Segway – a tool for unsupervised segmentation of the human genome

Segway provides a method for automatically segmenting the genome into functional regions by analyzing different kinds of high-throughput data from different experiments. The approach is described in a recent paper from the Noble research lab. Segway uses a Dynamic Bayesian network (DBN) to model the interdependencies between different genomic sections, which is trained using ChIP-seq, DNase-seq, and FAIRE-seq data from ENCODE. They condensed the many discovered segment types into 25 labels which were then assigned functional categories, including familiar terms like gene start, gene middle, gene end, and enhancer. Using this labeling, they recovered many well-known genomic features.

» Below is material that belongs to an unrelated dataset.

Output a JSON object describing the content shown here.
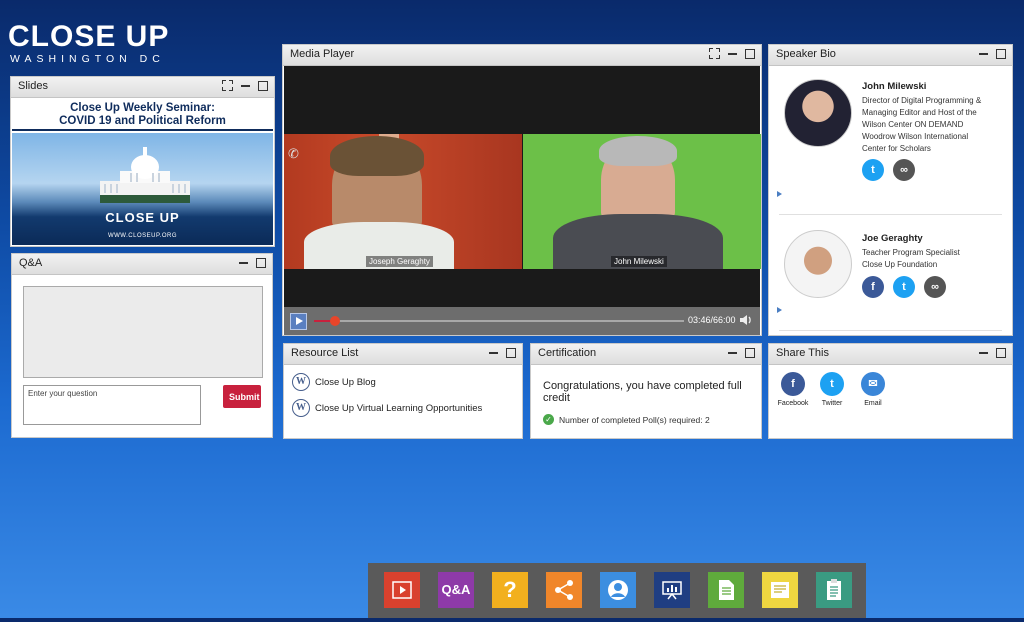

They next compared their results to genome annotations from ChromHMM. While both models produce the same sort of output, the input is different; ChromHMM is trained only with histone modification data, while Segway uses a variety of data types. The authors find that Segway better identifies known elements, has higher segment resolution, and handles missing data better. They focus less on differences across cell type then in the ChromHMM analysis, although their model does appear to accomodate these differences. They conclude by suggesting a hierarchical segmentation approach that could make genome annotation more comprehensible.